Task brief
Sort through the data and copy the lines holding the word "date".

[Saved entries]
'''
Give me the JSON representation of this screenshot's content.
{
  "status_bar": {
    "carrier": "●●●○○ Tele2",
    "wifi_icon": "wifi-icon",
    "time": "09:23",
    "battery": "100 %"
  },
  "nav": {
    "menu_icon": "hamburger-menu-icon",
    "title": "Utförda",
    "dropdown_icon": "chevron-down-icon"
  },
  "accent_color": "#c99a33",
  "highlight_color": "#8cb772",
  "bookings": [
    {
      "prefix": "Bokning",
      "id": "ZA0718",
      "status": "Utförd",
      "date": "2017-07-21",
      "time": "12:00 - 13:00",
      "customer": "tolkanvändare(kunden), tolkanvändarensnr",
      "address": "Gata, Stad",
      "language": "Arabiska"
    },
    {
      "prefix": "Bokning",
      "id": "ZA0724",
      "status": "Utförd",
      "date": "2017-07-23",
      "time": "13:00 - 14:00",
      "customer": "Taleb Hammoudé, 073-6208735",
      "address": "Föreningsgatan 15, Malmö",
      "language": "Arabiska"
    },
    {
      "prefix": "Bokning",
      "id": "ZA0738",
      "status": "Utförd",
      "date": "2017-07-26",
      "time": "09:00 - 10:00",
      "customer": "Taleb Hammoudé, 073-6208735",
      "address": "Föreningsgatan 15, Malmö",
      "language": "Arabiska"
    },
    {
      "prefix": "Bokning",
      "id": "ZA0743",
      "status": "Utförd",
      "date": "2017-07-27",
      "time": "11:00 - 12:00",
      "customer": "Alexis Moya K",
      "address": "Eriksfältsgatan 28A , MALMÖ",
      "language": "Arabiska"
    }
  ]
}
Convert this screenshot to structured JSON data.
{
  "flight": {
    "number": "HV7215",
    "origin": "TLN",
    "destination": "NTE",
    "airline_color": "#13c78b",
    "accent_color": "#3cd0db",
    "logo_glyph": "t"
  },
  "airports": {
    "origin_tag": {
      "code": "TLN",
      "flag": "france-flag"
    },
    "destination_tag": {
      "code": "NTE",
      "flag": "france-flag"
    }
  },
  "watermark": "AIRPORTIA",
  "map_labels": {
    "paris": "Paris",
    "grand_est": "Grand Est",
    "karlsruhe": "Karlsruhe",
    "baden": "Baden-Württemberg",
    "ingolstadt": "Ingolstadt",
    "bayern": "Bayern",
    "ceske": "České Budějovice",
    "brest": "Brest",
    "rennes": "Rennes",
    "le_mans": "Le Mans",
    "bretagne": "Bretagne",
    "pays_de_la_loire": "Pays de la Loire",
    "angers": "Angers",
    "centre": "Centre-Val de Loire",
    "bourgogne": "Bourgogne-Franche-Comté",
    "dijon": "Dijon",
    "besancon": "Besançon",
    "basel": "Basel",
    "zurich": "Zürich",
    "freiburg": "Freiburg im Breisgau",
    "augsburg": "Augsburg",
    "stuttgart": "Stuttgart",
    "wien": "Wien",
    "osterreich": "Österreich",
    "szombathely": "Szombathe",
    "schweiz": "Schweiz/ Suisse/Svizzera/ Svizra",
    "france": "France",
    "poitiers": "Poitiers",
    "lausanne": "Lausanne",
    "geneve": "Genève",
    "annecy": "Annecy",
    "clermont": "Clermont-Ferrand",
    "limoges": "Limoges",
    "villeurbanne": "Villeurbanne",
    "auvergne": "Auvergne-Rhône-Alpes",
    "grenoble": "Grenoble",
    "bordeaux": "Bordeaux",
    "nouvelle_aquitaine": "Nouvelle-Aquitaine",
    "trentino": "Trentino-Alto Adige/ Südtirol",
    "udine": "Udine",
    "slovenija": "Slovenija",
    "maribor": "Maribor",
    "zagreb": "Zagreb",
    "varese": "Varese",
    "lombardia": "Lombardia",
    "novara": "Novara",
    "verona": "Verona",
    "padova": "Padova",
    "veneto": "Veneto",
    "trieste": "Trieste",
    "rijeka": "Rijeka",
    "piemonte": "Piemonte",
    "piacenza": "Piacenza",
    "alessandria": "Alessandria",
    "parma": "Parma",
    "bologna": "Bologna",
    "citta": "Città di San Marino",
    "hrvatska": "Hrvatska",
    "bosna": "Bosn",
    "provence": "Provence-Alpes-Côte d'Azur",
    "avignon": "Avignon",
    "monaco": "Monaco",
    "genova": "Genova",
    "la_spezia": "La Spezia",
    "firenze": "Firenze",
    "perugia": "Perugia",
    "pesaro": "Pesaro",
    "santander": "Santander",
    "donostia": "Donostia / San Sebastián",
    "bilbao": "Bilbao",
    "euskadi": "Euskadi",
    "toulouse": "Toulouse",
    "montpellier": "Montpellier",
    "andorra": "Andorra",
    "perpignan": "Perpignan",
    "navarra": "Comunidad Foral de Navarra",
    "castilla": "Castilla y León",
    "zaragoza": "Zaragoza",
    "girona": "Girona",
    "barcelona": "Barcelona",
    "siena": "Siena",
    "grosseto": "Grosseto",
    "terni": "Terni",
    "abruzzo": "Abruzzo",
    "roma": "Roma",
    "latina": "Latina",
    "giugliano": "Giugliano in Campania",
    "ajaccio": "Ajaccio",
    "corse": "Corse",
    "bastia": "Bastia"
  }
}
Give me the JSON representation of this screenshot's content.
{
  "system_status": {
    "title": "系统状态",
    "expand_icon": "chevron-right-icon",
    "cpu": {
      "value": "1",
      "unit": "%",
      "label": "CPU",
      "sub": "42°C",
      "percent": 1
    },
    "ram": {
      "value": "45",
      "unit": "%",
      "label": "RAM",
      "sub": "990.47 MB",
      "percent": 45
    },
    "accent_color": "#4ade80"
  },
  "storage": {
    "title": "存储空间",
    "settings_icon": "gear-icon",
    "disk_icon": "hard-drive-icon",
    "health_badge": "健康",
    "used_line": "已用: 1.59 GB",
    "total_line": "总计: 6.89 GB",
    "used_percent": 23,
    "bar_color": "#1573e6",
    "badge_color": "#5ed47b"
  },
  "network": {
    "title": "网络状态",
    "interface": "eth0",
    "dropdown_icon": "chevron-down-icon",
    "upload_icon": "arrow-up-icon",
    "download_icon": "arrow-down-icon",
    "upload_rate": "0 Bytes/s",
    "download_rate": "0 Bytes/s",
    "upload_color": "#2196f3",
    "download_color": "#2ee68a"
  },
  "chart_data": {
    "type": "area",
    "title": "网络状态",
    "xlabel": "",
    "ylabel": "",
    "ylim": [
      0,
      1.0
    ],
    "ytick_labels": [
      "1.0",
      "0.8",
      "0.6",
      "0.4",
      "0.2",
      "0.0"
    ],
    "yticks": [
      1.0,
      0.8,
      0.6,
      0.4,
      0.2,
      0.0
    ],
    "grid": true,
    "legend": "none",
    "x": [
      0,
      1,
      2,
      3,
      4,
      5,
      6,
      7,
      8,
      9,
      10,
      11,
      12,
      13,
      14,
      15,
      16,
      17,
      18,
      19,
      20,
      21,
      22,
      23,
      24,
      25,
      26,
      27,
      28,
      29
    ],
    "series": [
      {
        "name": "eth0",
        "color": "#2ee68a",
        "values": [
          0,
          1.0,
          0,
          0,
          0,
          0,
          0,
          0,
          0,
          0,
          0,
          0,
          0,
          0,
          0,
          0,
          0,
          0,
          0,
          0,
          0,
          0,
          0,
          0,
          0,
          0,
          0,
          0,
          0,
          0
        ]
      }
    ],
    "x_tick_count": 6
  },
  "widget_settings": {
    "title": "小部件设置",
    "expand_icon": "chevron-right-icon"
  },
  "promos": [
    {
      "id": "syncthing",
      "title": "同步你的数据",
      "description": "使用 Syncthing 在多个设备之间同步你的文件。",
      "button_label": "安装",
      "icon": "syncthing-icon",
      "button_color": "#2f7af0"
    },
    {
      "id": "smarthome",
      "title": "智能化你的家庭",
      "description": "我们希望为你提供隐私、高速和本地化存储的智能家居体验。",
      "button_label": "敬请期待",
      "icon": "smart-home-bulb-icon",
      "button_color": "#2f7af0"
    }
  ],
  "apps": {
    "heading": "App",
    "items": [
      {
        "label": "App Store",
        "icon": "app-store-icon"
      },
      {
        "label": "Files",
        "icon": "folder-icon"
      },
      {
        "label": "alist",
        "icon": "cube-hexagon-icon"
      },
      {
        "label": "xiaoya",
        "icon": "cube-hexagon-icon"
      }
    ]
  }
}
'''
Your response
      "date": "2017-07-21",
      "date": "2017-07-23",
      "date": "2017-07-26",
      "date": "2017-07-27",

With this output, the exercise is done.